■ PROBLEM TO SOLVE ■
Below are records to give again exactly; omit each image they contain.

---- TASK MATERIAL

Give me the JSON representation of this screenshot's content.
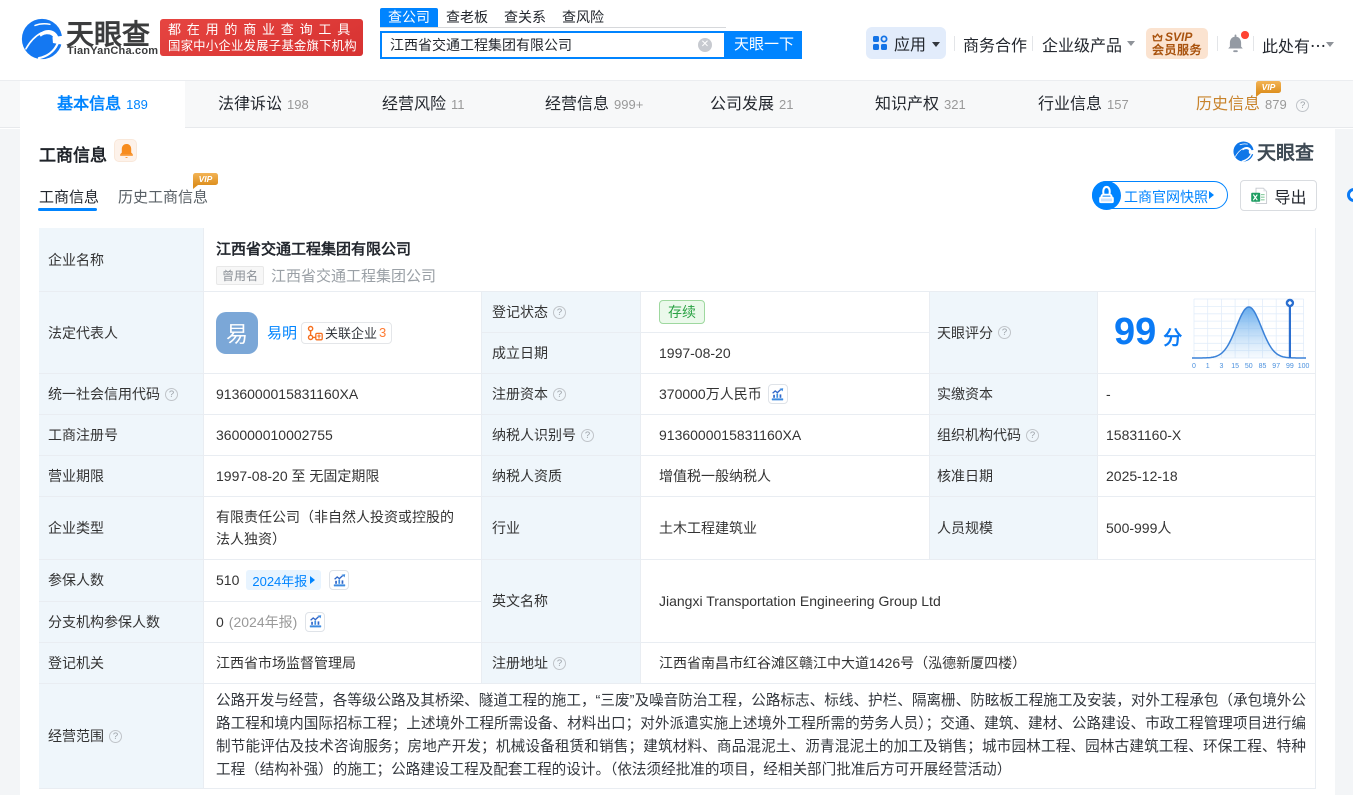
{
  "icons": {
    "help": "?",
    "clear": "✕",
    "ellipsis_caret": "",
    "score_ticks": [
      "0",
      "1",
      "3",
      "15",
      "50",
      "85",
      "97",
      "99",
      "100"
    ]
  },
  "brand": {
    "logo_title": "天眼查",
    "logo_domain": "TianYanCha.com",
    "slogan_line1": "都在用的商业查询工具",
    "slogan_line2": "国家中小企业发展子基金旗下机构",
    "watermark_title": "天眼查"
  },
  "header": {
    "search_tabs": [
      {
        "label": "查公司",
        "active": true
      },
      {
        "label": "查老板",
        "active": false
      },
      {
        "label": "查关系",
        "active": false
      },
      {
        "label": "查风险",
        "active": false
      }
    ],
    "search_value": "江西省交通工程集团有限公司",
    "search_button": "天眼一下",
    "menu_apps": "应用",
    "menu_biz": "商务合作",
    "menu_enterprise": "企业级产品",
    "svip_line1": "SVIP",
    "svip_line2": "会员服务",
    "user_entry": "此处有⋯"
  },
  "nav_tabs": [
    {
      "label": "基本信息",
      "count": "189"
    },
    {
      "label": "法律诉讼",
      "count": "198"
    },
    {
      "label": "经营风险",
      "count": "11"
    },
    {
      "label": "经营信息",
      "count": "999+"
    },
    {
      "label": "公司发展",
      "count": "21"
    },
    {
      "label": "知识产权",
      "count": "321"
    },
    {
      "label": "行业信息",
      "count": "157"
    },
    {
      "label": "历史信息",
      "count": "879",
      "vip": "VIP"
    }
  ],
  "section": {
    "title": "工商信息",
    "tab_current": "工商信息",
    "tab_history": "历史工商信息",
    "tab_history_vip": "VIP",
    "snapshot_button": "工商官网快照",
    "export_button": "导出"
  },
  "company": {
    "name_label": "企业名称",
    "name": "江西省交通工程集团有限公司",
    "former_tag": "曾用名",
    "former_name": "江西省交通工程集团公司",
    "legal_label": "法定代表人",
    "legal_avatar": "易",
    "legal_name": "易明",
    "related_label": "关联企业",
    "related_count": "3",
    "reg_status_label": "登记状态",
    "reg_status": "存续",
    "establish_label": "成立日期",
    "establish_date": "1997-08-20",
    "score_label": "天眼评分",
    "score": "99",
    "score_unit": "分",
    "uscc_label": "统一社会信用代码",
    "uscc": "9136000015831160XA",
    "reg_capital_label": "注册资本",
    "reg_capital": "370000万人民币",
    "paid_capital_label": "实缴资本",
    "paid_capital": "-",
    "reg_no_label": "工商注册号",
    "reg_no": "360000010002755",
    "tax_id_label": "纳税人识别号",
    "tax_id": "9136000015831160XA",
    "org_code_label": "组织机构代码",
    "org_code": "15831160-X",
    "term_label": "营业期限",
    "term": "1997-08-20 至 无固定期限",
    "tax_quality_label": "纳税人资质",
    "tax_quality": "增值税一般纳税人",
    "approve_date_label": "核准日期",
    "approve_date": "2025-12-18",
    "type_label": "企业类型",
    "type": "有限责任公司（非自然人投资或控股的法人独资）",
    "industry_label": "行业",
    "industry": "土木工程建筑业",
    "staff_label": "人员规模",
    "staff": "500-999人",
    "insured_label": "参保人数",
    "insured": "510",
    "insured_report": "2024年报",
    "branch_insured_label": "分支机构参保人数",
    "branch_insured": "0",
    "branch_insured_report": "(2024年报)",
    "en_name_label": "英文名称",
    "en_name": "Jiangxi Transportation Engineering Group Ltd",
    "authority_label": "登记机关",
    "authority": "江西省市场监督管理局",
    "address_label": "注册地址",
    "address": "江西省南昌市红谷滩区赣江中大道1426号（泓德新厦四楼）",
    "scope_label": "经营范围",
    "scope": "公路开发与经营，各等级公路及其桥梁、隧道工程的施工，“三废”及噪音防治工程，公路标志、标线、护栏、隔离栅、防眩板工程施工及安装，对外工程承包（承包境外公路工程和境内国际招标工程；上述境外工程所需设备、材料出口；对外派遣实施上述境外工程所需的劳务人员）；交通、建筑、建材、公路建设、市政工程管理项目进行编制节能评估及技术咨询服务；房地产开发；机械设备租赁和销售；建筑材料、商品混泥土、沥青混泥土的加工及销售；城市园林工程、园林古建筑工程、环保工程、特种工程（结构补强）的施工；公路建设工程及配套工程的设计。（依法须经批准的项目，经相关部门批准后方可开展经营活动）"
  },
  "score_chart": {
    "type": "area",
    "title": "天眼评分分布曲线",
    "x_ticks": [
      0,
      1,
      3,
      15,
      50,
      85,
      97,
      99,
      100
    ],
    "curve": "正态分布钟形曲线，峰值位于刻度50处",
    "marker_value": 99,
    "score": 99
  }
}
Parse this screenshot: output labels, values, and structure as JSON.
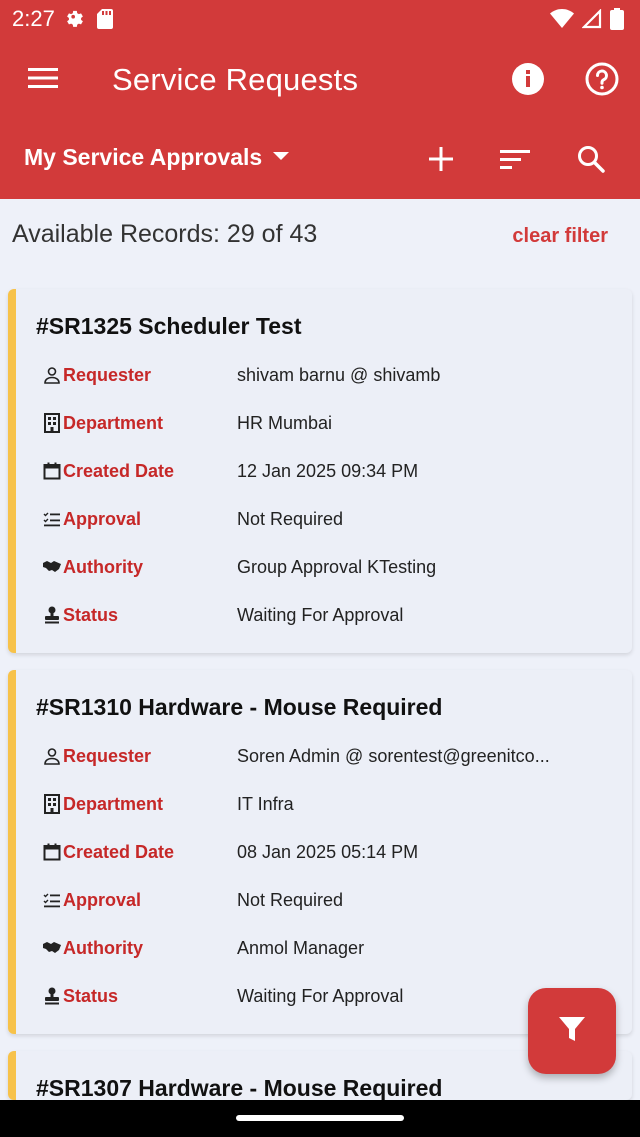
{
  "status_bar": {
    "time": "2:27",
    "left_icons": [
      "settings-gear-icon",
      "sd-card-icon"
    ],
    "right_icons": [
      "wifi-icon",
      "cell-signal-icon",
      "battery-icon"
    ]
  },
  "app_bar": {
    "title": "Service Requests",
    "color": "#d23a3a",
    "actions": [
      "menu-icon",
      "info-icon",
      "help-icon"
    ]
  },
  "toolbar": {
    "view_label": "My Service Approvals",
    "actions": [
      "add-icon",
      "sort-icon",
      "search-icon"
    ]
  },
  "records": {
    "count_text": "Available Records: 29 of 43",
    "clear_filter_label": "clear filter"
  },
  "field_labels": {
    "requester": "Requester",
    "department": "Department",
    "created_date": "Created Date",
    "approval": "Approval",
    "authority": "Authority",
    "status": "Status"
  },
  "cards": [
    {
      "title": "#SR1325 Scheduler Test",
      "requester": "shivam barnu @ shivamb",
      "department": "HR Mumbai",
      "created_date": "12 Jan 2025 09:34 PM",
      "approval": "Not Required",
      "authority": "Group Approval KTesting",
      "status": "Waiting For Approval"
    },
    {
      "title": "#SR1310 Hardware - Mouse Required",
      "requester": "Soren Admin @ sorentest@greenitco...",
      "department": "IT Infra",
      "created_date": "08 Jan 2025 05:14 PM",
      "approval": "Not Required",
      "authority": "Anmol Manager",
      "status": "Waiting For Approval"
    },
    {
      "title": "#SR1307 Hardware - Mouse Required"
    }
  ],
  "accent_color": "#f7c24a",
  "label_color": "#c62828",
  "fab": {
    "icon": "filter-icon"
  }
}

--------

■ OUTPUT OF THE EXERCISE ■
Give me the JSON representation of this screenshot's content.
{
  "icons": {
    "help": "?",
    "clear": "✕",
    "ellipsis_caret": "",
    "score_ticks": [
      "0",
      "1",
      "3",
      "15",
      "50",
      "85",
      "97",
      "99",
      "100"
    ]
  },
  "brand": {
    "logo_title": "天眼查",
    "logo_domain": "TianYanCha.com",
    "slogan_line1": "都在用的商业查询工具",
    "slogan_line2": "国家中小企业发展子基金旗下机构",
    "watermark_title": "天眼查"
  },
  "header": {
    "search_tabs": [
      {
        "label": "查公司",
        "active": true
      },
      {
        "label": "查老板",
        "active": false
      },
      {
        "label": "查关系",
        "active": false
      },
      {
        "label": "查风险",
        "active": false
      }
    ],
    "search_value": "江西省交通工程集团有限公司",
    "search_button": "天眼一下",
    "menu_apps": "应用",
    "menu_biz": "商务合作",
    "menu_enterprise": "企业级产品",
    "svip_line1": "SVIP",
    "svip_line2": "会员服务",
    "user_entry": "此处有⋯"
  },
  "nav_tabs": [
    {
      "label": "基本信息",
      "count": "189"
    },
    {
      "label": "法律诉讼",
      "count": "198"
    },
    {
      "label": "经营风险",
      "count": "11"
    },
    {
      "label": "经营信息",
      "count": "999+"
    },
    {
      "label": "公司发展",
      "count": "21"
    },
    {
      "label": "知识产权",
      "count": "321"
    },
    {
      "label": "行业信息",
      "count": "157"
    },
    {
      "label": "历史信息",
      "count": "879",
      "vip": "VIP"
    }
  ],
  "section": {
    "title": "工商信息",
    "tab_current": "工商信息",
    "tab_history": "历史工商信息",
    "tab_history_vip": "VIP",
    "snapshot_button": "工商官网快照",
    "export_button": "导出"
  },
  "company": {
    "name_label": "企业名称",
    "name": "江西省交通工程集团有限公司",
    "former_tag": "曾用名",
    "former_name": "江西省交通工程集团公司",
    "legal_label": "法定代表人",
    "legal_avatar": "易",
    "legal_name": "易明",
    "related_label": "关联企业",
    "related_count": "3",
    "reg_status_label": "登记状态",
    "reg_status": "存续",
    "establish_label": "成立日期",
    "establish_date": "1997-08-20",
    "score_label": "天眼评分",
    "score": "99",
    "score_unit": "分",
    "uscc_label": "统一社会信用代码",
    "uscc": "9136000015831160XA",
    "reg_capital_label": "注册资本",
    "reg_capital": "370000万人民币",
    "paid_capital_label": "实缴资本",
    "paid_capital": "-",
    "reg_no_label": "工商注册号",
    "reg_no": "360000010002755",
    "tax_id_label": "纳税人识别号",
    "tax_id": "9136000015831160XA",
    "org_code_label": "组织机构代码",
    "org_code": "15831160-X",
    "term_label": "营业期限",
    "term": "1997-08-20 至 无固定期限",
    "tax_quality_label": "纳税人资质",
    "tax_quality": "增值税一般纳税人",
    "approve_date_label": "核准日期",
    "approve_date": "2025-12-18",
    "type_label": "企业类型",
    "type": "有限责任公司（非自然人投资或控股的法人独资）",
    "industry_label": "行业",
    "industry": "土木工程建筑业",
    "staff_label": "人员规模",
    "staff": "500-999人",
    "insured_label": "参保人数",
    "insured": "510",
    "insured_report": "2024年报",
    "branch_insured_label": "分支机构参保人数",
    "branch_insured": "0",
    "branch_insured_report": "(2024年报)",
    "en_name_label": "英文名称",
    "en_name": "Jiangxi Transportation Engineering Group Ltd",
    "authority_label": "登记机关",
    "authority": "江西省市场监督管理局",
    "address_label": "注册地址",
    "address": "江西省南昌市红谷滩区赣江中大道1426号（泓德新厦四楼）",
    "scope_label": "经营范围",
    "scope": "公路开发与经营，各等级公路及其桥梁、隧道工程的施工，“三废”及噪音防治工程，公路标志、标线、护栏、隔离栅、防眩板工程施工及安装，对外工程承包（承包境外公路工程和境内国际招标工程；上述境外工程所需设备、材料出口；对外派遣实施上述境外工程所需的劳务人员）；交通、建筑、建材、公路建设、市政工程管理项目进行编制节能评估及技术咨询服务；房地产开发；机械设备租赁和销售；建筑材料、商品混泥土、沥青混泥土的加工及销售；城市园林工程、园林古建筑工程、环保工程、特种工程（结构补强）的施工；公路建设工程及配套工程的设计。（依法须经批准的项目，经相关部门批准后方可开展经营活动）"
  },
  "score_chart": {
    "type": "area",
    "title": "天眼评分分布曲线",
    "x_ticks": [
      0,
      1,
      3,
      15,
      50,
      85,
      97,
      99,
      100
    ],
    "curve": "正态分布钟形曲线，峰值位于刻度50处",
    "marker_value": 99,
    "score": 99
  }
}
Parse this screenshot: output labels, values, and structure as JSON.
{
  "status_bar": {
    "time": "2:27",
    "left_icons": [
      "settings-gear-icon",
      "sd-card-icon"
    ],
    "right_icons": [
      "wifi-icon",
      "cell-signal-icon",
      "battery-icon"
    ]
  },
  "app_bar": {
    "title": "Service Requests",
    "color": "#d23a3a",
    "actions": [
      "menu-icon",
      "info-icon",
      "help-icon"
    ]
  },
  "toolbar": {
    "view_label": "My Service Approvals",
    "actions": [
      "add-icon",
      "sort-icon",
      "search-icon"
    ]
  },
  "records": {
    "count_text": "Available Records: 29 of 43",
    "clear_filter_label": "clear filter"
  },
  "field_labels": {
    "requester": "Requester",
    "department": "Department",
    "created_date": "Created Date",
    "approval": "Approval",
    "authority": "Authority",
    "status": "Status"
  },
  "cards": [
    {
      "title": "#SR1325 Scheduler Test",
      "requester": "shivam barnu @ shivamb",
      "department": "HR Mumbai",
      "created_date": "12 Jan 2025 09:34 PM",
      "approval": "Not Required",
      "authority": "Group Approval KTesting",
      "status": "Waiting For Approval"
    },
    {
      "title": "#SR1310 Hardware - Mouse Required",
      "requester": "Soren Admin @ sorentest@greenitco...",
      "department": "IT Infra",
      "created_date": "08 Jan 2025 05:14 PM",
      "approval": "Not Required",
      "authority": "Anmol Manager",
      "status": "Waiting For Approval"
    },
    {
      "title": "#SR1307 Hardware - Mouse Required"
    }
  ],
  "accent_color": "#f7c24a",
  "label_color": "#c62828",
  "fab": {
    "icon": "filter-icon"
  }
}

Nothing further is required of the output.